* _WHAT NEEDS TO BE DONE_
Please set down each of the lines below once more, exactly, omitting all pictures.

* _Entries from a dataset of interfaces_
__________

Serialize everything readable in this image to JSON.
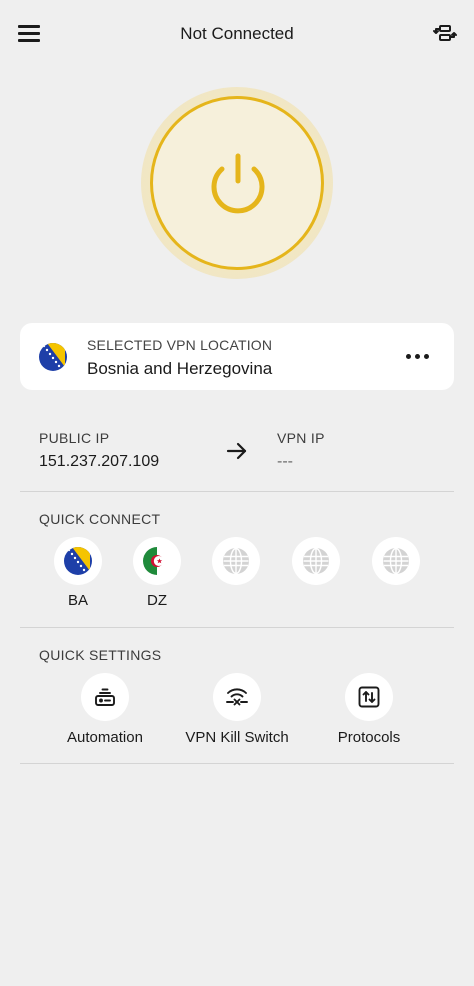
{
  "header": {
    "title": "Not Connected",
    "menu_icon": "hamburger-menu-icon",
    "switch_icon": "server-switch-icon"
  },
  "power": {
    "icon": "power-icon",
    "accent_color": "#e5b51b"
  },
  "location": {
    "label": "SELECTED VPN LOCATION",
    "name": "Bosnia and Herzegovina",
    "flag_icon": "bosnia-flag-icon",
    "more_icon": "more-horizontal-icon"
  },
  "ip": {
    "public_label": "PUBLIC IP",
    "public_value": "151.237.207.109",
    "vpn_label": "VPN IP",
    "vpn_value": "---",
    "arrow_icon": "arrow-right-icon"
  },
  "quick_connect": {
    "title": "QUICK CONNECT",
    "items": [
      {
        "code": "BA",
        "icon": "bosnia-flag-icon"
      },
      {
        "code": "DZ",
        "icon": "algeria-flag-icon"
      },
      {
        "code": "",
        "icon": "globe-icon"
      },
      {
        "code": "",
        "icon": "globe-icon"
      },
      {
        "code": "",
        "icon": "globe-icon"
      }
    ]
  },
  "quick_settings": {
    "title": "QUICK SETTINGS",
    "items": [
      {
        "label": "Automation",
        "icon": "automation-router-icon"
      },
      {
        "label": "VPN Kill Switch",
        "icon": "kill-switch-wifi-icon"
      },
      {
        "label": "Protocols",
        "icon": "protocols-icon"
      }
    ]
  }
}
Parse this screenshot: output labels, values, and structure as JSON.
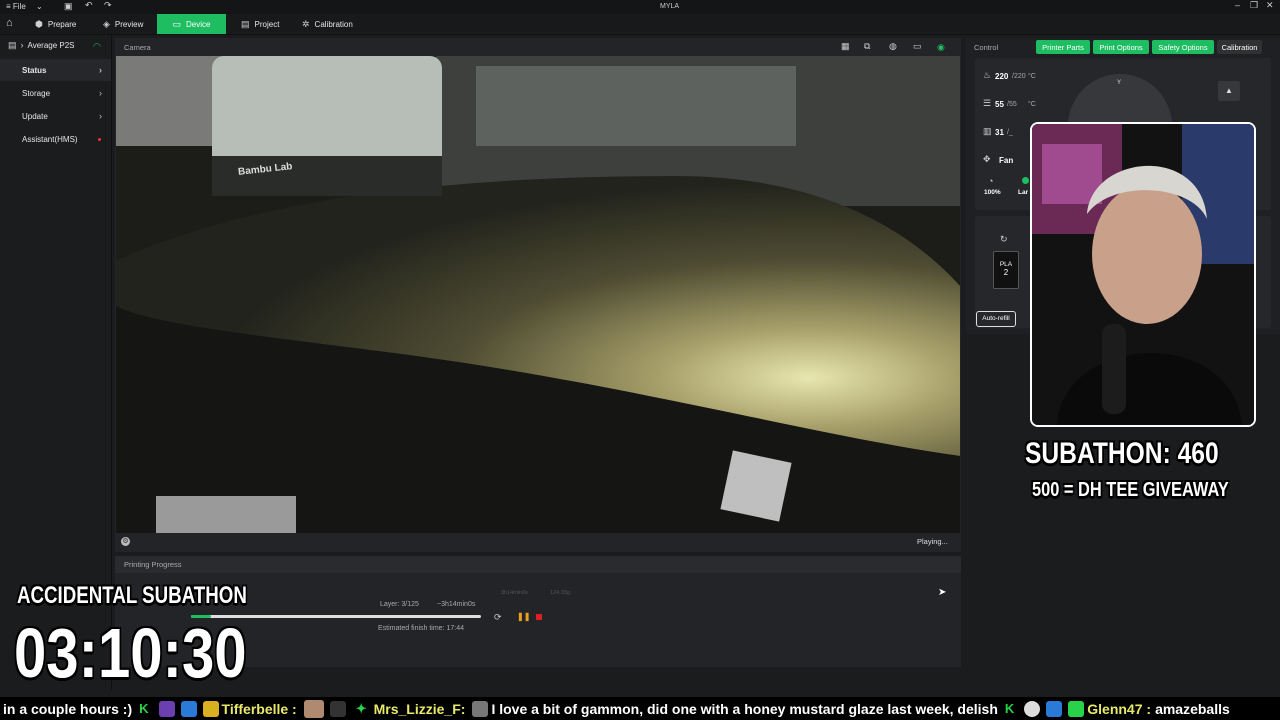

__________

* _TASK RESPONSE_
Serialize everything readable in this image to JSON.
{
  "header": {
    "title": "Not Connected",
    "menu_icon": "hamburger-menu-icon",
    "switch_icon": "server-switch-icon"
  },
  "power": {
    "icon": "power-icon",
    "accent_color": "#e5b51b"
  },
  "location": {
    "label": "SELECTED VPN LOCATION",
    "name": "Bosnia and Herzegovina",
    "flag_icon": "bosnia-flag-icon",
    "more_icon": "more-horizontal-icon"
  },
  "ip": {
    "public_label": "PUBLIC IP",
    "public_value": "151.237.207.109",
    "vpn_label": "VPN IP",
    "vpn_value": "---",
    "arrow_icon": "arrow-right-icon"
  },
  "quick_connect": {
    "title": "QUICK CONNECT",
    "items": [
      {
        "code": "BA",
        "icon": "bosnia-flag-icon"
      },
      {
        "code": "DZ",
        "icon": "algeria-flag-icon"
      },
      {
        "code": "",
        "icon": "globe-icon"
      },
      {
        "code": "",
        "icon": "globe-icon"
      },
      {
        "code": "",
        "icon": "globe-icon"
      }
    ]
  },
  "quick_settings": {
    "title": "QUICK SETTINGS",
    "items": [
      {
        "label": "Automation",
        "icon": "automation-router-icon"
      },
      {
        "label": "VPN Kill Switch",
        "icon": "kill-switch-wifi-icon"
      },
      {
        "label": "Protocols",
        "icon": "protocols-icon"
      }
    ]
  }
}
Parse this screenshot: output labels, values, and structure as JSON.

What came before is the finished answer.